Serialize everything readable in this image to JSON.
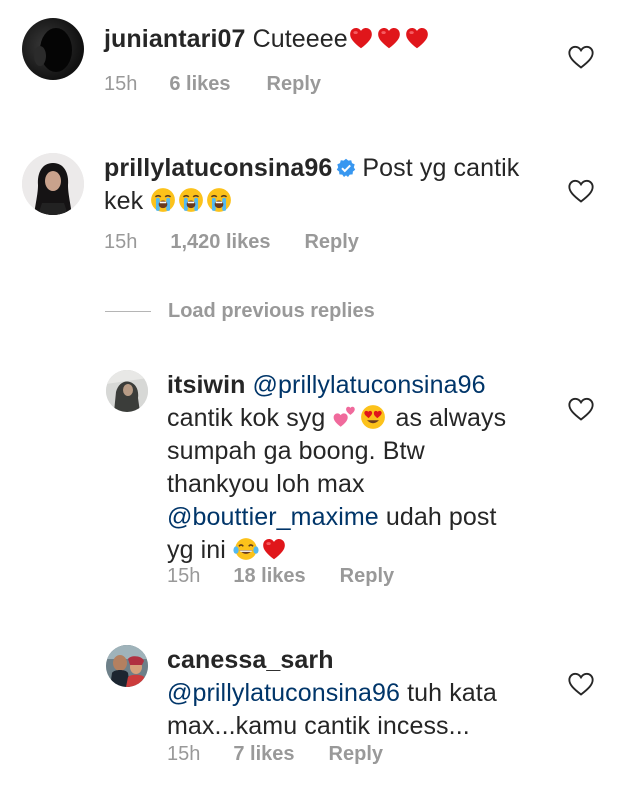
{
  "comments": [
    {
      "username": "juniantari07",
      "text": "Cuteeee",
      "emoji": [
        "red-heart",
        "red-heart",
        "red-heart"
      ],
      "time": "15h",
      "likes": "6 likes",
      "reply": "Reply"
    },
    {
      "username": "prillylatuconsina96",
      "verified": true,
      "text_line1": "Post yg cantik",
      "text_line2": "kek",
      "emoji": [
        "loudly-crying-face",
        "loudly-crying-face",
        "loudly-crying-face"
      ],
      "time": "15h",
      "likes": "1,420 likes",
      "reply": "Reply"
    }
  ],
  "load_previous": "Load previous replies",
  "replies": [
    {
      "username": "itsiwin",
      "mention": "@prillylatuconsina96",
      "line1": "cantik kok syg",
      "line1_after": "as always",
      "line2": "sumpah ga boong. Btw",
      "line3": "thankyou loh max",
      "mention2": "@bouttier_maxime",
      "line4_after": "udah post",
      "line5": "yg ini",
      "emoji": [
        "two-hearts",
        "heart-eyes-face",
        "tears-of-joy-face",
        "red-heart"
      ],
      "time": "15h",
      "likes": "18 likes",
      "reply": "Reply"
    },
    {
      "username": "canessa_sarh",
      "mention": "@prillylatuconsina96",
      "line1_after": "tuh kata",
      "line2": "max...kamu cantik incess...",
      "time": "15h",
      "likes": "7 likes",
      "reply": "Reply"
    }
  ],
  "colors": {
    "text": "#262626",
    "meta": "#999999",
    "mention": "#003569",
    "verified": "#3897f0",
    "heart_emoji": "#e0161b"
  }
}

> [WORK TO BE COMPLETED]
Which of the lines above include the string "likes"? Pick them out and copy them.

> [ANSWER AREA]
      "likes": "6 likes",
      "likes": "1,420 likes",
      "likes": "18 likes",
      "likes": "7 likes",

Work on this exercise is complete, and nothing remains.